Children of color are old enough to face racism when they’re born. Old enough to bear the weight of stereotypes & hate before their little eyes can focus. But somehow white kids are supposed to be too delicate & too shielded to even know race exists because somehow that might hurt them. When your definition of innocent child doesn’t include my babies? I know what you’re on & I don’t have any patience for the lies you tell yourself or your children.
True story: my skin was so light that my early medical records say my race is “white.” However when my white grandmother’s now ex-husband took one look at me as a newborn he said “never bring THAT in my house again.” When I was told this story as an adult, my white stepdad tried to ease the pain by saying “he didn’t hate you, he gated your skin.” As well-intentioned as that was, I know that’s not true. The old man hated my culture. This is what bothers me when people act like racism isn’t a problem. That incident happened in my generation, the generation of a millennial. It’s not in the distant past. That man is still alive, and my mother has yet to forgive.
I agree that we all say and do stupid stuff when we’re young and that we don’t necessarily understand the consequences of our words and actions. I am all for giving people a second chance - especially if they are coming from a place of ignorance, especially if they are child stars that were plucked out of their small white conservative towns and didn’t have a chance to have a real education. Justin Bieber is clearly going through a strange time in his life and I genuinely hope that he can get his life back on track.
But here’s the thing about racial slurs - it’s not up to us to decide whether or not they’re hurtful. And with regards to the N-word, it will never be up to white people to decide how and when that word can be used. Maybe the N-word, to your “white guy friends”, isn’t a big deal. And maybe they feel that they can casually drop it in conversation “all the time” without thinking twice about it. But it’s really ignorant and destructive to overlook the history and weight behind these terms. Just because they don’t hurt you, does not mean that they aren’t hurtful.

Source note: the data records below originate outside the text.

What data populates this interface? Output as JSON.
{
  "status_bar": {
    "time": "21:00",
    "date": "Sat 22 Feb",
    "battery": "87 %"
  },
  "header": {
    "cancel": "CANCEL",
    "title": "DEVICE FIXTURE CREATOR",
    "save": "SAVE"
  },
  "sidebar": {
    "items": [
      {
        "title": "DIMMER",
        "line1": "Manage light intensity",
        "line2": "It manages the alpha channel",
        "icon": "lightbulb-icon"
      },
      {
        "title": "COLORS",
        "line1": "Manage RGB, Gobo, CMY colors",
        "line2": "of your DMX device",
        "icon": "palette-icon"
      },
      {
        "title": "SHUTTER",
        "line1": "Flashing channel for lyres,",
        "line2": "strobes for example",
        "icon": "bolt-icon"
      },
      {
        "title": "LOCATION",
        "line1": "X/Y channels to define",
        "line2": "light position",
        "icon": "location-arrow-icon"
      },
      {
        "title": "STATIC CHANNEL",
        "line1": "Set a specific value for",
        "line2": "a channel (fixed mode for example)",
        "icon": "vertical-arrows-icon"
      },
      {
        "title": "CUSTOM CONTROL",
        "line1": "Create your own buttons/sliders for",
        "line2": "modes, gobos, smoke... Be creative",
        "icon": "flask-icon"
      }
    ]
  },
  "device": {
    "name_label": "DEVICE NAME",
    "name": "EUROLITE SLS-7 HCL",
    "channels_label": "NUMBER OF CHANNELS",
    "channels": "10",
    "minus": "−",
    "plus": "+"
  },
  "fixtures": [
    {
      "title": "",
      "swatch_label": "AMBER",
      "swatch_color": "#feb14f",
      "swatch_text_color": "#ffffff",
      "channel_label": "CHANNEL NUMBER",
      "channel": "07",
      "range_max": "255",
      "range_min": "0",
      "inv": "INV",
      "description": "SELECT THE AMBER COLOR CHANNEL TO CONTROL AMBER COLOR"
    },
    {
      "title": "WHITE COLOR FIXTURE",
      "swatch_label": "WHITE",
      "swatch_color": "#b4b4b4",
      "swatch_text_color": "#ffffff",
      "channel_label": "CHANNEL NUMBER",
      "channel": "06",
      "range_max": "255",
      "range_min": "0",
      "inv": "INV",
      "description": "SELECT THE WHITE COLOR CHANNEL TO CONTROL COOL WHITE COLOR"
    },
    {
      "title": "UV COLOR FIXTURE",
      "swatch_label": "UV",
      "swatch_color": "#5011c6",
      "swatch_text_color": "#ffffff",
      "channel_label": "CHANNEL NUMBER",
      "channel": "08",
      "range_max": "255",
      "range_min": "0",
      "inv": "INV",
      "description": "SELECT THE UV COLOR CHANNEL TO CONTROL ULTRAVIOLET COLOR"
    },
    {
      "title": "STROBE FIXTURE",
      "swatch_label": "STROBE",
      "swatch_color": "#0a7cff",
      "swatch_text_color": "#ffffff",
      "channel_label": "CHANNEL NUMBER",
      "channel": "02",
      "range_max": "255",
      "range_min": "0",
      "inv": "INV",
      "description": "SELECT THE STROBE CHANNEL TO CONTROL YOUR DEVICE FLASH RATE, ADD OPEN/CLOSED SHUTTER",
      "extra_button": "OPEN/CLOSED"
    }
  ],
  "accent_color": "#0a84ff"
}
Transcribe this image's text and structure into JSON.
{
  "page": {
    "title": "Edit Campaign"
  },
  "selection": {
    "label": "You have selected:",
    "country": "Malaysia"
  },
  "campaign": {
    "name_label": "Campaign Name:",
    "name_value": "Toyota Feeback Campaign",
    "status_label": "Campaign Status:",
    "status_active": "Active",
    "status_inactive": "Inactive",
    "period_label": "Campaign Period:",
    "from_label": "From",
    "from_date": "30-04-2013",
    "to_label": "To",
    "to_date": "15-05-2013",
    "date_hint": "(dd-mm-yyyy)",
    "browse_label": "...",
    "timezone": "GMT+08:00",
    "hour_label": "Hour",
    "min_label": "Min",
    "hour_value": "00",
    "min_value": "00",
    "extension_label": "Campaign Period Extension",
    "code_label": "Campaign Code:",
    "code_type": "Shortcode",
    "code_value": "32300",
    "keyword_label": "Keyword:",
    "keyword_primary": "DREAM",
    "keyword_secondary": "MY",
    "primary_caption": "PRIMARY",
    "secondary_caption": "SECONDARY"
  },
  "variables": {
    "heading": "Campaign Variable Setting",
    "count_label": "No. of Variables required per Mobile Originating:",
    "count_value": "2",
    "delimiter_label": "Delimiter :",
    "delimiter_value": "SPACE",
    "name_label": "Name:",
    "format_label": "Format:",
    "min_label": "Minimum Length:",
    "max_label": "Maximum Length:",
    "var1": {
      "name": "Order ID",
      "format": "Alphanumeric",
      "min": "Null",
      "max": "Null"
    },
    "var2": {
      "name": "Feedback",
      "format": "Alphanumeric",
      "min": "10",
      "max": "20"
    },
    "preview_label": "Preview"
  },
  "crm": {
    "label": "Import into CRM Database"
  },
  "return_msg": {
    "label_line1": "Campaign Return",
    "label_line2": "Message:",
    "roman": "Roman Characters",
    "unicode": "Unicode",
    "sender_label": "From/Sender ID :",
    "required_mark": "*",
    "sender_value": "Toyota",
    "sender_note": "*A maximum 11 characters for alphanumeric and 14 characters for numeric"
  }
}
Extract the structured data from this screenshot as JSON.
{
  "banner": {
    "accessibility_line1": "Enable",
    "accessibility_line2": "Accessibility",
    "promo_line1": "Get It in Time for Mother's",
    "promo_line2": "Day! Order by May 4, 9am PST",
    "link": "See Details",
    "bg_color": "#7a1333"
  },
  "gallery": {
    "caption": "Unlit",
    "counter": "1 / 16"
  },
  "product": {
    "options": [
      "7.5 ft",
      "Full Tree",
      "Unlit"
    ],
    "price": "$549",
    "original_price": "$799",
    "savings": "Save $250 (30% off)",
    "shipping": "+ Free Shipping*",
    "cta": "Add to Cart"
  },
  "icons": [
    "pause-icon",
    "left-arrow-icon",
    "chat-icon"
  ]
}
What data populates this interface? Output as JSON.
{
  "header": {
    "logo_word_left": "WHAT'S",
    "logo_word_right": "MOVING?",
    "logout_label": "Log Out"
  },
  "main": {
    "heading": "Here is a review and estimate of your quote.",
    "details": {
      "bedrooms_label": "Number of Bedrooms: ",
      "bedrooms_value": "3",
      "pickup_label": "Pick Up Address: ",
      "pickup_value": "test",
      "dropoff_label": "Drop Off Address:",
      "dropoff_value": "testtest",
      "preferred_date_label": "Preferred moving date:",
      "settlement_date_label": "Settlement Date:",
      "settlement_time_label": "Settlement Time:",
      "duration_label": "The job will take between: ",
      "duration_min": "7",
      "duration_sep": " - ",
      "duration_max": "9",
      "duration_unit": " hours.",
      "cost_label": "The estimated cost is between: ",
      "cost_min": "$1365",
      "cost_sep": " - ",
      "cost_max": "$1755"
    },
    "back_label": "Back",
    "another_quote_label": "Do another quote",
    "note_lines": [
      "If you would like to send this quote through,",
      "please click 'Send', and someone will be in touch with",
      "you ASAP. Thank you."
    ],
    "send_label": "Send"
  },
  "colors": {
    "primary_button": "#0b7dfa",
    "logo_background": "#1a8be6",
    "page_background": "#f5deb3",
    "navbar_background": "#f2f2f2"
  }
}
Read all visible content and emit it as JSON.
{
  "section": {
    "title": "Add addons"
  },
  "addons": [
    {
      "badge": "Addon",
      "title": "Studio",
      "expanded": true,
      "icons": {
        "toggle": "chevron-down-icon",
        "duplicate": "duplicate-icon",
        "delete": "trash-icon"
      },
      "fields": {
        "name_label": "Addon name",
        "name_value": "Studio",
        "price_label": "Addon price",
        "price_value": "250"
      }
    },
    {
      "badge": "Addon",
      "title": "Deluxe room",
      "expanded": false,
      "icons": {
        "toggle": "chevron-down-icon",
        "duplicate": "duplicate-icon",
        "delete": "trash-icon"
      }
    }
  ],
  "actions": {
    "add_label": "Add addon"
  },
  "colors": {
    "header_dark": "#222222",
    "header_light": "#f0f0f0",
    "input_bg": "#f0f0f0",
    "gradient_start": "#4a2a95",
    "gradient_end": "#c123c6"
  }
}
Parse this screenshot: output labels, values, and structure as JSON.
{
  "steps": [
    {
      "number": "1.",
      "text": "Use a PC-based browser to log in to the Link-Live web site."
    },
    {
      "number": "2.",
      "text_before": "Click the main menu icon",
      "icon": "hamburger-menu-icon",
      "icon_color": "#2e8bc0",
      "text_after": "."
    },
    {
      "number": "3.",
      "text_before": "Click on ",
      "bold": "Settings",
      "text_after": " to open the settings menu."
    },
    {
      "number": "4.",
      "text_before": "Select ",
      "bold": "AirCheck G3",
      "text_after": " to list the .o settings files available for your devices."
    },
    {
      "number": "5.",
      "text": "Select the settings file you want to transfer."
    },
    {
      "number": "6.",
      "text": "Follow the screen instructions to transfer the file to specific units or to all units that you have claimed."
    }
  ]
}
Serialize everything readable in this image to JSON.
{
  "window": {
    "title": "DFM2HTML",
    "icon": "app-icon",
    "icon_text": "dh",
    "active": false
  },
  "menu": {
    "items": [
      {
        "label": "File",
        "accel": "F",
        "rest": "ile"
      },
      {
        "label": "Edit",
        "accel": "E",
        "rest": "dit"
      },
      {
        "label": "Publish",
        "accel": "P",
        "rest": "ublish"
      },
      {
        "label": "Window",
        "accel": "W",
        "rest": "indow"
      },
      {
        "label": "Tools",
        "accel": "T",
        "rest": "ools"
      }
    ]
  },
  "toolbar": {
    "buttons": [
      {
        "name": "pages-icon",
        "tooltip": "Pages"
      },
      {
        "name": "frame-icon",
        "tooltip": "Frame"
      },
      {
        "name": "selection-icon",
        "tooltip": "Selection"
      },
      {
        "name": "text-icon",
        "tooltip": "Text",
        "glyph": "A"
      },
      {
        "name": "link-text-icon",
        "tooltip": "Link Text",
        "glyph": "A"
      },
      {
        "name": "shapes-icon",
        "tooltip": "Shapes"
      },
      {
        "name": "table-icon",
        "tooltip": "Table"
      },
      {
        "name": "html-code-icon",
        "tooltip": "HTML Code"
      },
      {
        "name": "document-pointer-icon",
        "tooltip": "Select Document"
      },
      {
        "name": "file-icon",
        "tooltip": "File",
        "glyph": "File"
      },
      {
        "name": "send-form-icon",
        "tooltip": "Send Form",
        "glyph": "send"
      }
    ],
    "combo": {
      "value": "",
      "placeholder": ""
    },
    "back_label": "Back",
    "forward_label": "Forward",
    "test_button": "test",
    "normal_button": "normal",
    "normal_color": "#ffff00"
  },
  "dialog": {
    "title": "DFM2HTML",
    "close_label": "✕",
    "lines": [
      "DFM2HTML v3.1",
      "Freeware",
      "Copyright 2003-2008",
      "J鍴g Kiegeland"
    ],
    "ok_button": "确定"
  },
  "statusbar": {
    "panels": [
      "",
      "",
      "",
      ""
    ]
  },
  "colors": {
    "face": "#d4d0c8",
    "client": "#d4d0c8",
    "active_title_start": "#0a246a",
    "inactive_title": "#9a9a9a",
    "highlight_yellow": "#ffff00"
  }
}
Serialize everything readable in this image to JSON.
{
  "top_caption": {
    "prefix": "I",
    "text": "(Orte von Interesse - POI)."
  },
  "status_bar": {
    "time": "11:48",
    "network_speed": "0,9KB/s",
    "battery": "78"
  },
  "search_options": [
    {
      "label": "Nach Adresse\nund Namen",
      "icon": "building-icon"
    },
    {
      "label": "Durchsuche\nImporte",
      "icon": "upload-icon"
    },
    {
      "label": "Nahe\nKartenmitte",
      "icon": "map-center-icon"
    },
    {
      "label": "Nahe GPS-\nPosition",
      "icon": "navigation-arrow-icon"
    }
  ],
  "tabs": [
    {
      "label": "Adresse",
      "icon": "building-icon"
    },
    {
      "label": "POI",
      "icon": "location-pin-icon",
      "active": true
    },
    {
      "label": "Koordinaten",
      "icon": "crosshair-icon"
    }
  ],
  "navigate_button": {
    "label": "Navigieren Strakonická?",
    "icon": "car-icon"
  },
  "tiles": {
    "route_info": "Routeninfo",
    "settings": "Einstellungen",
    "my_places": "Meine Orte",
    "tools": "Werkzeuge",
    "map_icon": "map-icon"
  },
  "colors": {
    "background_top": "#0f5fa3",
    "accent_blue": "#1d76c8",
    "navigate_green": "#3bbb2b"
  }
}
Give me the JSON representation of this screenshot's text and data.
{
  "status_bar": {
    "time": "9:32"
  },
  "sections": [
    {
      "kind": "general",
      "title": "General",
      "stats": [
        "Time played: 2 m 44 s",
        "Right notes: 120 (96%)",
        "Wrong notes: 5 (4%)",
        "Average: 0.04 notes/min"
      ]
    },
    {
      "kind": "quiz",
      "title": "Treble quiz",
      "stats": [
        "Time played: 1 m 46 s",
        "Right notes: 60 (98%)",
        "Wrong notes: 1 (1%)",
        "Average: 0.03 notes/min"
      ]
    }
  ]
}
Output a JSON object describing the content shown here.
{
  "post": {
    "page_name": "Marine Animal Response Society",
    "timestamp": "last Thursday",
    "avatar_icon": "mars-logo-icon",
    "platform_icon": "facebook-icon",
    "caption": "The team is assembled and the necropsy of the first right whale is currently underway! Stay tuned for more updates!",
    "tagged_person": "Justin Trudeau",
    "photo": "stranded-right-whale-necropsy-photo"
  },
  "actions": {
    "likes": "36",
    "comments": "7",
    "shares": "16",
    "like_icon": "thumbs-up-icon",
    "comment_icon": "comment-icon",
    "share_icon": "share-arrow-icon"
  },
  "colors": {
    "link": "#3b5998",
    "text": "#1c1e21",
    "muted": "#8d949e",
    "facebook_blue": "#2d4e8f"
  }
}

If you don’t approve of it, and if you know why it’s wrong, you have a responsibility to call your friends out. Help them learn and help them to understand why it’s not ok to say these things. Do you know anything about discrimination? Oppression? Rape? Slavery? Lynchings? Murder? Understand history and show some respect.
Justin Bieber has apologized for his remarks. Is that enough? I don’t know. It’s not up to me to decide. But I think that it’s the least we can expect and it’s hopefully the first step toward clearing up this mess. I’m sure we’ll all be keeping a close eye on his words and actions now that he’s an adult and won’t have the excuse of saying “stupid stuff that we don’t understand when we’re young”.
Very well said. I couldn’t put it better myself. *slow clap into standing ovation*
Look, I understand that the Southern confederates had other things they were fighting for other than slavery, but that’s not just some small aspect that can be ignored.
Also, not all Southerners tote around the Second Navy Jack and I don’t think all Southerners or even most Southerners are racist. There are other ways to show pride for the south that have less negative aspects of our nation’s history attached to it.
When I see the Confederate flag, I’m reminded of the fact that over a four year period over half a million U.S. soldiers died as brothers literally fought against each other to the death, and many of those Confederates died to protect the right to own my ancestors as property listed directly above horses and cows in their ledgers. To me, that is racist.
Day 2 : Write whatever it is in your head right now.
Her: "Oh yeah, I was about to text you. I think your half Korean."
Her: "Yeah, I’ve been thinking about it, and you know those pictures of half Korean babies? Your baby picture looks like that. So I’m saying your half Korean. I’m pretty sure about this."
Me: "Um, Ok."